**Description of the task:**
Print the complete set of entries exactly.

------ Entries shown ------

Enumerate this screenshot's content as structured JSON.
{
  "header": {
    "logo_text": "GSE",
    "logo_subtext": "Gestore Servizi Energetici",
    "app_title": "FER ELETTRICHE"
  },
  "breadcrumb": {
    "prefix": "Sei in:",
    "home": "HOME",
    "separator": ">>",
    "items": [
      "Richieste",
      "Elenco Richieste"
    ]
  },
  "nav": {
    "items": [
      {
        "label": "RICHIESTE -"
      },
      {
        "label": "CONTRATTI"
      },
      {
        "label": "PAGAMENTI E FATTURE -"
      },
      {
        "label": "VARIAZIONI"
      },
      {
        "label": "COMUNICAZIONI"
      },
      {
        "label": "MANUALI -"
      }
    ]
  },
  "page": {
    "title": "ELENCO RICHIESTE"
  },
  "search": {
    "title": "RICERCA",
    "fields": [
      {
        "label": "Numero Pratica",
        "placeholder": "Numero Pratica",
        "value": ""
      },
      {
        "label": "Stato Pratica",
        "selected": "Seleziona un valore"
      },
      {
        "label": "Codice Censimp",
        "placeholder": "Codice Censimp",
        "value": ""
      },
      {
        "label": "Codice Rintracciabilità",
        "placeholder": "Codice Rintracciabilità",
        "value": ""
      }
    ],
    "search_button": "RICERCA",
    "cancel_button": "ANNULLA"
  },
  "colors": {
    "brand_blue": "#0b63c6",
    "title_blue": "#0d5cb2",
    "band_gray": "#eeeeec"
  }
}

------

**Result for this exercise:**
Enumerate this screenshot's content as structured JSON.
{
  "header": {
    "logo_text": "GSE",
    "logo_subtext": "Gestore Servizi Energetici",
    "app_title": "FER ELETTRICHE"
  },
  "breadcrumb": {
    "prefix": "Sei in:",
    "home": "HOME",
    "separator": ">>",
    "items": [
      "Richieste",
      "Elenco Richieste"
    ]
  },
  "nav": {
    "items": [
      {
        "label": "RICHIESTE -"
      },
      {
        "label": "CONTRATTI"
      },
      {
        "label": "PAGAMENTI E FATTURE -"
      },
      {
        "label": "VARIAZIONI"
      },
      {
        "label": "COMUNICAZIONI"
      },
      {
        "label": "MANUALI -"
      }
    ]
  },
  "page": {
    "title": "ELENCO RICHIESTE"
  },
  "search": {
    "title": "RICERCA",
    "fields": [
      {
        "label": "Numero Pratica",
        "placeholder": "Numero Pratica",
        "value": ""
      },
      {
        "label": "Stato Pratica",
        "selected": "Seleziona un valore"
      },
      {
        "label": "Codice Censimp",
        "placeholder": "Codice Censimp",
        "value": ""
      },
      {
        "label": "Codice Rintracciabilità",
        "placeholder": "Codice Rintracciabilità",
        "value": ""
      }
    ],
    "search_button": "RICERCA",
    "cancel_button": "ANNULLA"
  },
  "colors": {
    "brand_blue": "#0b63c6",
    "title_blue": "#0d5cb2",
    "band_gray": "#eeeeec"
  }
}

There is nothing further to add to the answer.